Whilst this doesn’t meet the 5% ambition, PHE recognises there are more sugar reduction plans from the food industry in the pipeline – and some changes to products that are not yet captured in the data as they took effect after the first year cut-off point.

For the eight food categories where progress has been measured, the assessment also shows:

  • There have been reductions in sugar levels across 5 categories;
  • Yogurts and fromage frais, breakfast cereals, and sweet spreads and sauces have all met or exceeded the initial 5% sugar reduction ambition
  • Sugar levels are generally the same across all sectors, however for the eating out of home sector, portion sizes in products likely to be consumed in one go are substantially larger – on average more than double – those of retailers and manufacturers.

Retailers and manufacturers have also reduced calories in products likely to be consumed in one go in 4 categories, for example by reducing the size of the product. Of these, ice cream, lollies and sorbets, and yogurts and fromage frais have reduced average calories by more than 5%.

Due to limitations with the data, PHE is not yet able to report on the progress made in the cakes and morning goods categories for retailer and manufacturer’s products.

It is also not possible to report on progress for the eating out of home sector alone as part of this assessment.
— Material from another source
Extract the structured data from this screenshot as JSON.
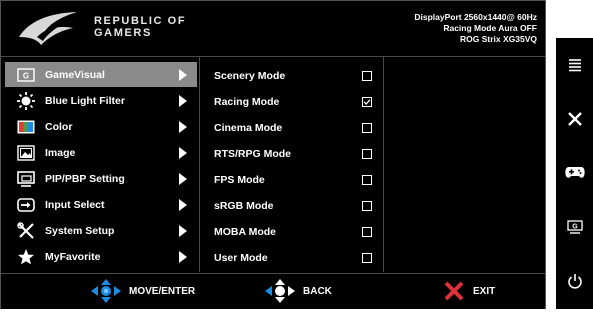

Progress in these areas will be reported on next year.

As part of the programme, businesses are encouraged to focus efforts on their top selling products within ten categories that contribute the most sugar to the diets of children up to 18 years of age. They have three options to help them do this – reduce sugar levels (reformulation), provide smaller portions, or encourage consumers to purchase lower or no sugar products.

Progress is also reported on the drinks covered by the government’s Soft Drinks Industry Levy (SDIL). Sugar has been reduced by 11% and average calories per portion by 6% by retailers and manufacturers in response to the SDIL. Data also shows people are buying more drinks that have sugar levels below the SDIL cut off of 5g per 100g.

With a third of children leaving primary school overweight or obese, PHE continues to call for increased action from all sectors of the food industry to achieve the 20% reduction ambition by 2020.

Kawther Hashem, nutritionist at Action on Sugar, based at Queen Mary University of London said: 'Whilst we welcome PHE’s first assessment of progress on the government’s sugar reduction programme, it’s evident that much more must be done – particularly on biscuits, chocolate confectionery, puddings and the large portions of high sugar products sold in the out of home sector.

'It’s unfair and ridiculous that the out-of-home sector products are not being reformulated to the same extent. Much stricter measures need to be in place to ensure progress is being made by the food industry and that the 20% sugar reduction target is met.

'As part of this, Action on Sugar is launching tomorrow its seven-point evidence-based plan with a call for Theresa May to introduce an energy density levy on confectionery, make nutritional labelling on menus and packaging mandatory and ban marketing of HFSS products. These are all crucial recommendations to be included in Chapter Two of her long-awaited obesity strategy.'

Children’s Food Campaign Co-ordinator, Barbara Crowther, said; 'Public Health England is to be commended for putting this data into the public domain. What it clearly reveals is the turbo-charging power of government regulation, such as the new Soft Drinks Industry Levy, when it comes to giving companies an incentive to take excess sugar out of their products, compared to the disappointingly patchy progress of voluntary programmes.

'The failure of over two-thirds of the top 20 brands to make any progress at all only strengthens the case for further government regulation, so that the laggards are no longer allowed to hide behind the companies and brands making the most progress.'